• _WHAT YOU ARE ASKED TO DO_
In the entries that follow, count each line containing "Request" and state the total, nothing more.

• _DATASET RECORDS_

++++

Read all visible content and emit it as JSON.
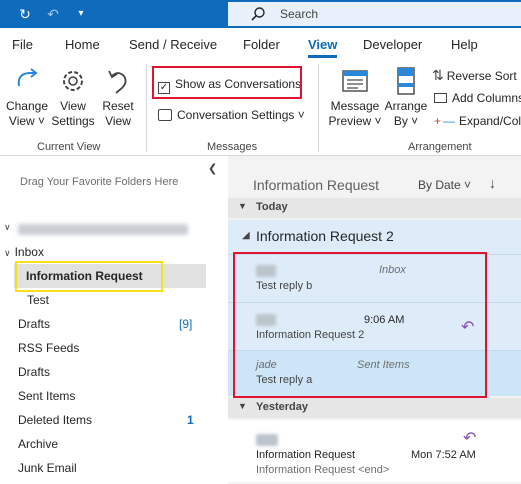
{
  "search": {
    "label": "Search"
  },
  "tabs": [
    "File",
    "Home",
    "Send / Receive",
    "Folder",
    "View",
    "Developer",
    "Help"
  ],
  "ribbon": {
    "change_view": [
      "Change",
      "View ˅"
    ],
    "view_settings": [
      "View",
      "Settings"
    ],
    "reset_view": [
      "Reset",
      "View"
    ],
    "current_view_group": "Current View",
    "show_as_conversations": "Show as Conversations",
    "conversation_settings": "Conversation Settings ˅",
    "messages_group": "Messages",
    "message_preview": [
      "Message",
      "Preview ˅"
    ],
    "arrange_by": [
      "Arrange",
      "By ˅"
    ],
    "reverse_sort": "Reverse Sort",
    "add_columns": "Add Columns",
    "expand_collapse": "Expand/Colla",
    "arrangement_group": "Arrangement"
  },
  "left": {
    "drag_hint": "Drag Your Favorite Folders Here",
    "inbox": "Inbox",
    "folders": [
      {
        "label": "Information Request"
      },
      {
        "label": "Test"
      },
      {
        "label": "Drafts",
        "count": "[9]"
      },
      {
        "label": "RSS Feeds"
      },
      {
        "label": "Drafts"
      },
      {
        "label": "Sent Items"
      },
      {
        "label": "Deleted Items",
        "count": "1"
      },
      {
        "label": "Archive"
      },
      {
        "label": "Junk Email"
      }
    ]
  },
  "right": {
    "title": "Information Request",
    "sort": "By Date ˅",
    "sort_arrow": "↓",
    "today": "Today",
    "conversation": "Information Request 2",
    "messages": [
      {
        "folder": "Inbox",
        "body": "Test reply b"
      },
      {
        "time": "9:06 AM",
        "body": "Information Request 2"
      },
      {
        "sender": "jade",
        "folder": "Sent Items",
        "body": "Test reply a"
      }
    ],
    "yesterday": "Yesterday",
    "y_message": {
      "subject": "Information Request",
      "time": "Mon 7:52 AM",
      "preview": "Information Request <end>"
    }
  },
  "colors": {
    "accent": "#0f6cbd",
    "highlight_red": "#e0142c",
    "highlight_yellow": "#f5e01a"
  }
}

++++

• _ANSWER TO THE EXERCISE_
6